◆ **Requirement**: All lines with the word "JSON" must be pulled from the entries below.

(Data excerpts Opens)

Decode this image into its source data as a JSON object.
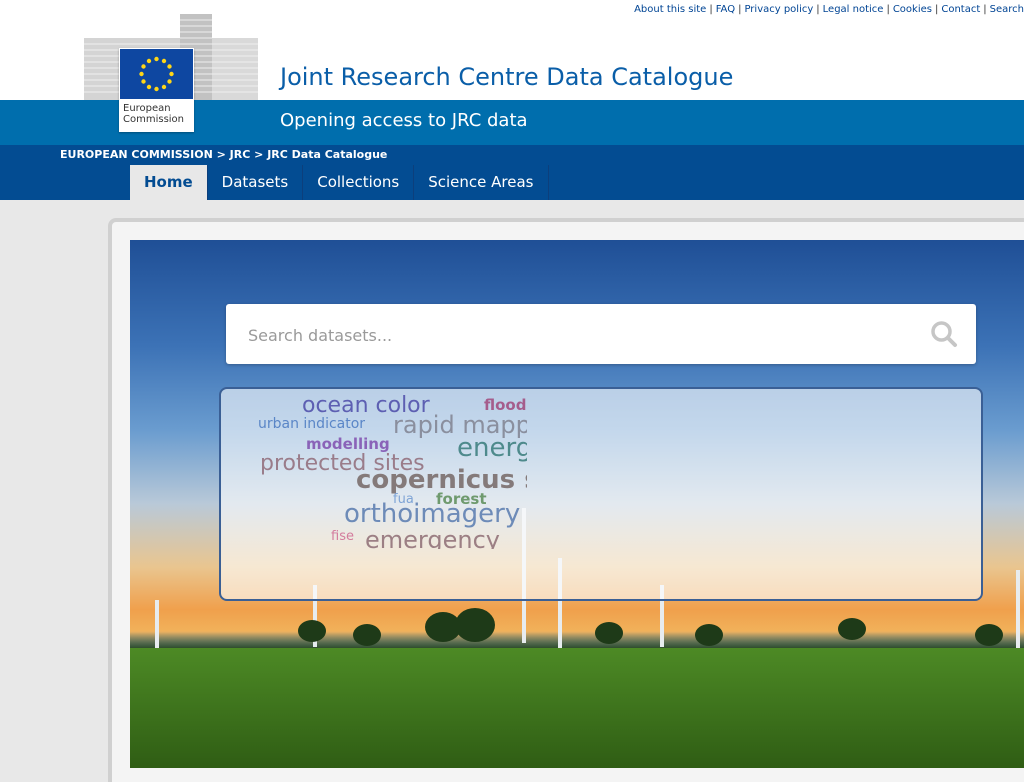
{
  "top_links": [
    "About this site",
    "FAQ",
    "Privacy policy",
    "Legal notice",
    "Cookies",
    "Contact",
    "Search"
  ],
  "logo": {
    "line1": "European",
    "line2": "Commission"
  },
  "site": {
    "title": "Joint Research Centre Data Catalogue",
    "tagline": "Opening access to JRC data"
  },
  "breadcrumb": "EUROPEAN COMMISSION > JRC > JRC Data Catalogue",
  "nav": {
    "tabs": [
      "Home",
      "Datasets",
      "Collections",
      "Science Areas"
    ],
    "active": "Home"
  },
  "search": {
    "placeholder": "Search datasets..."
  },
  "word_cloud": [
    {
      "text": "ocean color",
      "color": "#5d5fb2"
    },
    {
      "text": "flood",
      "color": "#a55d8c"
    },
    {
      "text": "urban indicator",
      "color": "#5a86c7"
    },
    {
      "text": "rapid mapping",
      "color": "#8a8f9e"
    },
    {
      "text": "modelling",
      "color": "#8a63b8"
    },
    {
      "text": "energy",
      "color": "#4e8a8c"
    },
    {
      "text": "protected sites",
      "color": "#9a7c8a"
    },
    {
      "text": "copernicus services",
      "color": "#847a7a"
    },
    {
      "text": "fua",
      "color": "#7fa4d6"
    },
    {
      "text": "forest",
      "color": "#6f9a6e"
    },
    {
      "text": "orthoimagery",
      "color": "#6d8bb8"
    },
    {
      "text": "fise",
      "color": "#d37c9d"
    },
    {
      "text": "emergency",
      "color": "#9c7f84"
    }
  ],
  "colors": {
    "header_blue": "#006ead",
    "nav_blue": "#034c92",
    "title_blue": "#0a5ea8"
  },
  "icons": {
    "search": "magnifier-icon",
    "logo": "eu-flag-icon"
  }
}
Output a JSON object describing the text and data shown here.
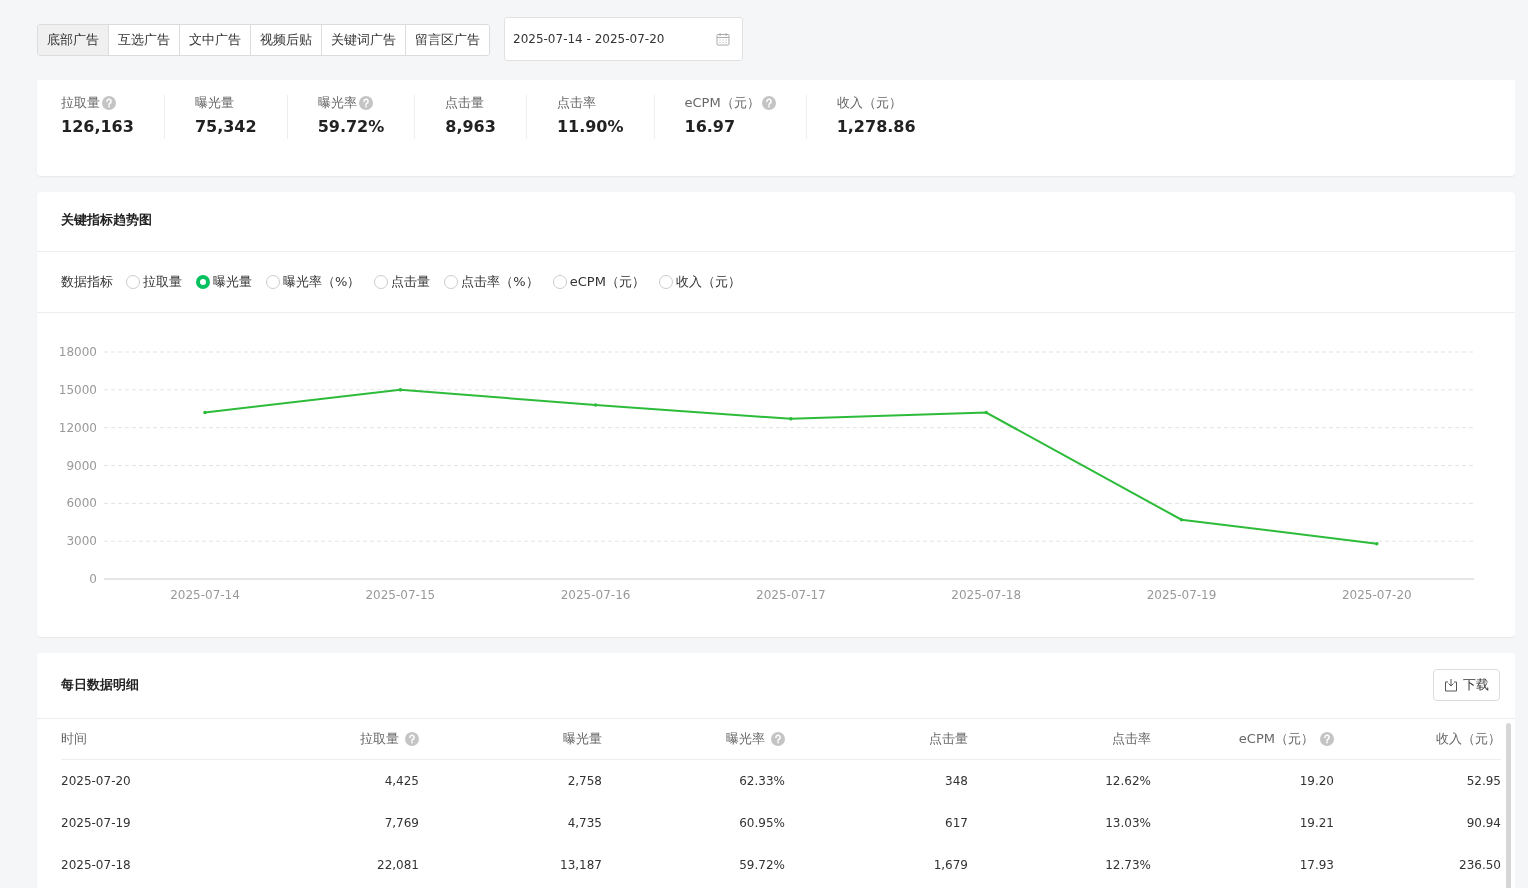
{
  "ad_tabs": [
    {
      "label": "底部广告",
      "selected": true
    },
    {
      "label": "互选广告",
      "selected": false
    },
    {
      "label": "文中广告",
      "selected": false
    },
    {
      "label": "视频后贴",
      "selected": false
    },
    {
      "label": "关键词广告",
      "selected": false
    },
    {
      "label": "留言区广告",
      "selected": false
    }
  ],
  "date_range": {
    "value": "2025-07-14 - 2025-07-20"
  },
  "summary": [
    {
      "label": "拉取量",
      "help": true,
      "value": "126,163"
    },
    {
      "label": "曝光量",
      "help": false,
      "value": "75,342"
    },
    {
      "label": "曝光率",
      "help": true,
      "value": "59.72%"
    },
    {
      "label": "点击量",
      "help": false,
      "value": "8,963"
    },
    {
      "label": "点击率",
      "help": false,
      "value": "11.90%"
    },
    {
      "label": "eCPM（元）",
      "help": true,
      "value": "16.97"
    },
    {
      "label": "收入（元）",
      "help": false,
      "value": "1,278.86"
    }
  ],
  "trend": {
    "title": "关键指标趋势图",
    "metric_label": "数据指标",
    "metrics": [
      {
        "label": "拉取量",
        "selected": false
      },
      {
        "label": "曝光量",
        "selected": true
      },
      {
        "label": "曝光率（%）",
        "selected": false
      },
      {
        "label": "点击量",
        "selected": false
      },
      {
        "label": "点击率（%）",
        "selected": false
      },
      {
        "label": "eCPM（元）",
        "selected": false
      },
      {
        "label": "收入（元）",
        "selected": false
      }
    ],
    "chart_data": {
      "type": "line",
      "categories": [
        "2025-07-14",
        "2025-07-15",
        "2025-07-16",
        "2025-07-17",
        "2025-07-18",
        "2025-07-19",
        "2025-07-20"
      ],
      "series": [
        {
          "color": "#2dbb3a",
          "values": [
            13200,
            15000,
            13800,
            12700,
            13200,
            4700,
            2800
          ]
        }
      ],
      "grid": true,
      "ylim": [
        0,
        18000
      ],
      "yticks": [
        0,
        3000,
        6000,
        9000,
        12000,
        15000,
        18000
      ]
    }
  },
  "daily": {
    "title": "每日数据明细",
    "download_button": "下载",
    "columns": [
      {
        "label": "时间",
        "help": false
      },
      {
        "label": "拉取量",
        "help": true
      },
      {
        "label": "曝光量",
        "help": false
      },
      {
        "label": "曝光率",
        "help": true
      },
      {
        "label": "点击量",
        "help": false
      },
      {
        "label": "点击率",
        "help": false
      },
      {
        "label": "eCPM（元）",
        "help": true
      },
      {
        "label": "收入（元）",
        "help": false
      }
    ],
    "rows": [
      [
        "2025-07-20",
        "4,425",
        "2,758",
        "62.33%",
        "348",
        "12.62%",
        "19.20",
        "52.95"
      ],
      [
        "2025-07-19",
        "7,769",
        "4,735",
        "60.95%",
        "617",
        "13.03%",
        "19.21",
        "90.94"
      ],
      [
        "2025-07-18",
        "22,081",
        "13,187",
        "59.72%",
        "1,679",
        "12.73%",
        "17.93",
        "236.50"
      ]
    ]
  }
}
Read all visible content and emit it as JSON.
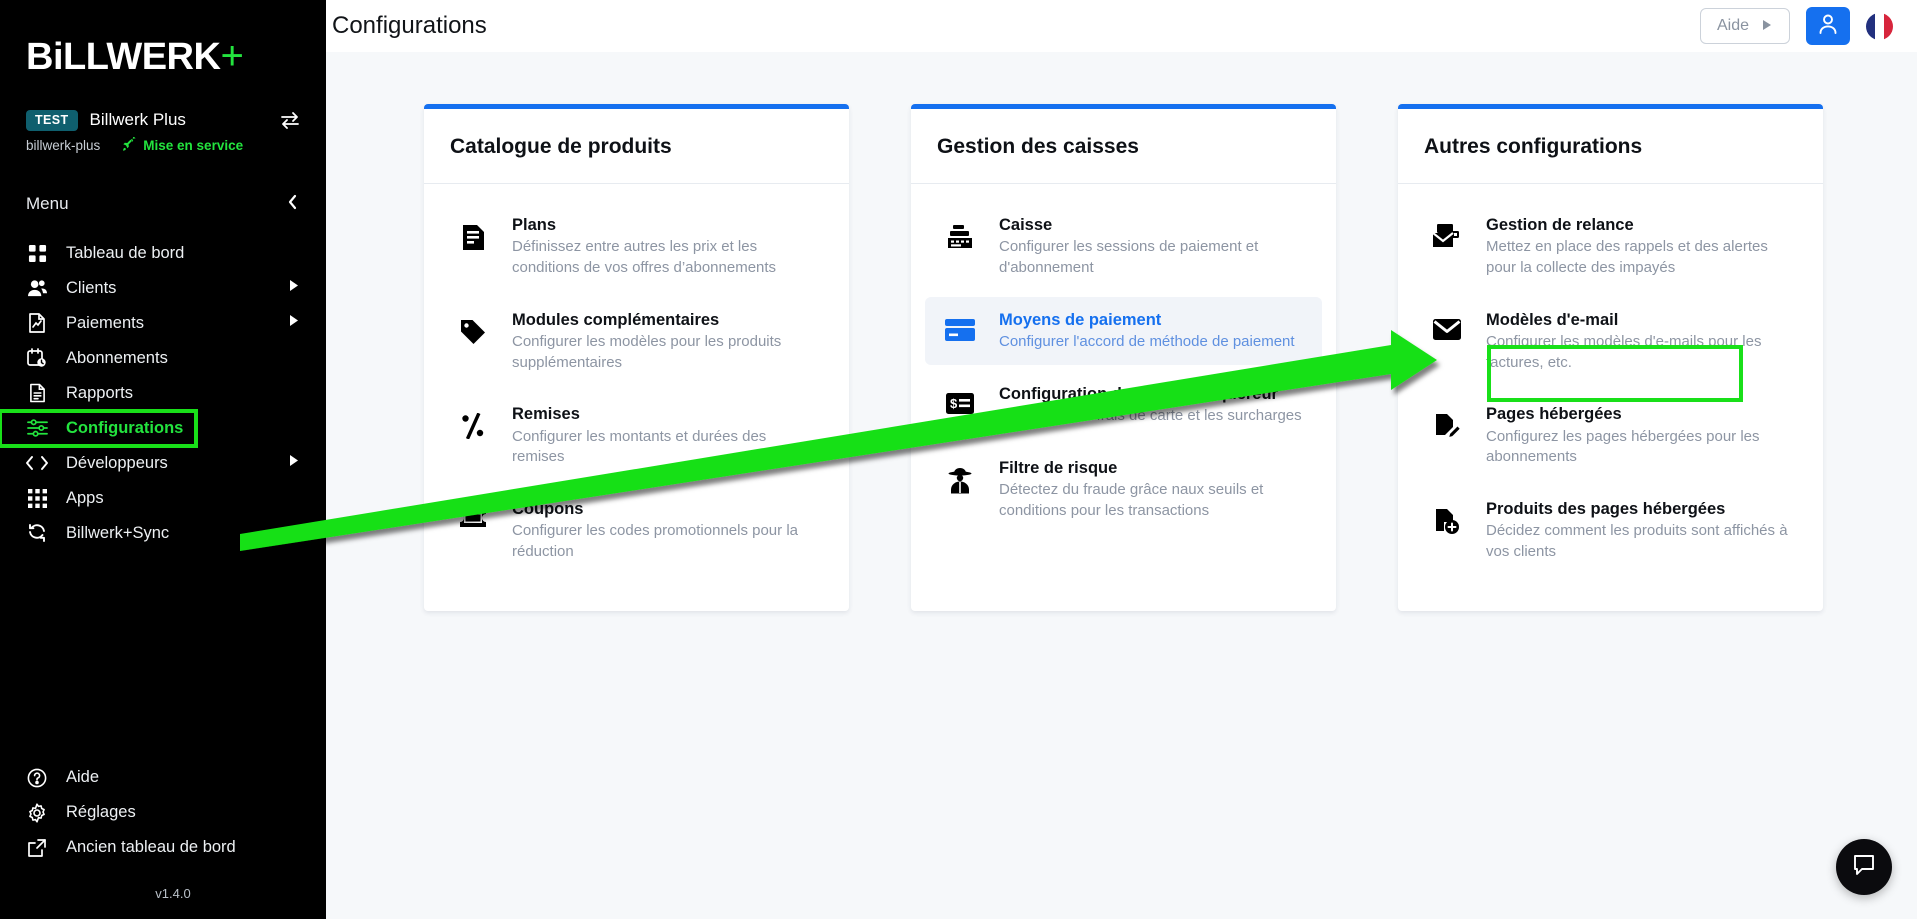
{
  "sidebar": {
    "logo": {
      "text_main": "BiLLWERK",
      "plus": "+"
    },
    "tenant": {
      "badge": "TEST",
      "name": "Billwerk Plus",
      "slug": "billwerk-plus",
      "go_live_label": "Mise en service"
    },
    "menu_label": "Menu",
    "items": [
      {
        "label": "Tableau de bord",
        "icon": "grid-icon",
        "has_caret": false,
        "active": false
      },
      {
        "label": "Clients",
        "icon": "users-icon",
        "has_caret": true,
        "active": false
      },
      {
        "label": "Paiements",
        "icon": "invoice-icon",
        "has_caret": true,
        "active": false
      },
      {
        "label": "Abonnements",
        "icon": "calendar-clock-icon",
        "has_caret": false,
        "active": false
      },
      {
        "label": "Rapports",
        "icon": "document-icon",
        "has_caret": false,
        "active": false
      },
      {
        "label": "Configurations",
        "icon": "sliders-icon",
        "has_caret": false,
        "active": true
      },
      {
        "label": "Développeurs",
        "icon": "code-icon",
        "has_caret": true,
        "active": false
      },
      {
        "label": "Apps",
        "icon": "apps-grid-icon",
        "has_caret": false,
        "active": false
      },
      {
        "label": "Billwerk+Sync",
        "icon": "sync-icon",
        "has_caret": false,
        "active": false
      }
    ],
    "bottom_items": [
      {
        "label": "Aide",
        "icon": "question-circle-icon"
      },
      {
        "label": "Réglages",
        "icon": "gear-icon"
      },
      {
        "label": "Ancien tableau de bord",
        "icon": "external-link-icon"
      }
    ],
    "version": "v1.4.0"
  },
  "header": {
    "title": "Configurations",
    "help_button": "Aide",
    "help_caret": "▶",
    "user_icon": "user-icon",
    "language_flag": "fr-flag"
  },
  "cards": [
    {
      "title": "Catalogue de produits",
      "items": [
        {
          "icon": "plan-document-icon",
          "title": "Plans",
          "desc": "Définissez entre autres les prix et les conditions de vos offres d’abonnements",
          "state": "normal"
        },
        {
          "icon": "tag-icon",
          "title": "Modules complémentaires",
          "desc": "Configurer les modèles pour les produits supplémentaires",
          "state": "normal"
        },
        {
          "icon": "percent-icon",
          "title": "Remises",
          "desc": "Configurer les montants et durées des remises",
          "state": "normal"
        },
        {
          "icon": "coupon-ticket-icon",
          "title": "Coupons",
          "desc": "Configurer les codes promotionnels pour la réduction",
          "state": "normal"
        }
      ]
    },
    {
      "title": "Gestion des caisses",
      "items": [
        {
          "icon": "cash-register-icon",
          "title": "Caisse",
          "desc": "Configurer les sessions de paiement et d'abonnement",
          "state": "normal"
        },
        {
          "icon": "credit-card-icon",
          "title": "Moyens de paiement",
          "desc": "Configurer l'accord de méthode de paiement",
          "state": "selected"
        },
        {
          "icon": "fee-card-icon",
          "title": "Configuration des frais d'acquéreur",
          "desc": "Configurer les frais de carte et les surcharges",
          "state": "normal"
        },
        {
          "icon": "detective-icon",
          "title": "Filtre de risque",
          "desc": "Détectez du fraude grâce naux seuils et conditions pour les transactions",
          "state": "normal"
        }
      ]
    },
    {
      "title": "Autres configurations",
      "items": [
        {
          "icon": "dunning-mail-icon",
          "title": "Gestion de relance",
          "desc": "Mettez en place des rappels et des alertes pour la collecte des impayés",
          "state": "normal"
        },
        {
          "icon": "envelope-icon",
          "title": "Modèles d'e-mail",
          "desc": "Configurer les modèles d'e-mails pour les factures, etc.",
          "state": "highlighted"
        },
        {
          "icon": "page-edit-icon",
          "title": "Pages hébergées",
          "desc": "Configurez les pages hébergées pour les abonnements",
          "state": "normal"
        },
        {
          "icon": "page-plus-icon",
          "title": "Produits des pages hébergées",
          "desc": "Décidez comment les produits sont affichés à vos clients",
          "state": "normal"
        }
      ]
    }
  ],
  "annotation": {
    "arrow_color": "#19e019",
    "highlight_color": "#19e019",
    "arrow_from": "Configurations",
    "arrow_to": "Modèles d'e-mail"
  },
  "chat": {
    "icon": "chat-bubble-icon"
  },
  "colors": {
    "accent_blue": "#1570ef",
    "brand_green": "#23e33e",
    "sidebar_bg": "#000000",
    "page_bg": "#f6f8fa"
  }
}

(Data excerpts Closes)

◆ **Solution**:
Decode this image into its source data as a JSON object.
Output a JSON object describing the text and data shown here.
Read all visible content and emit it as JSON.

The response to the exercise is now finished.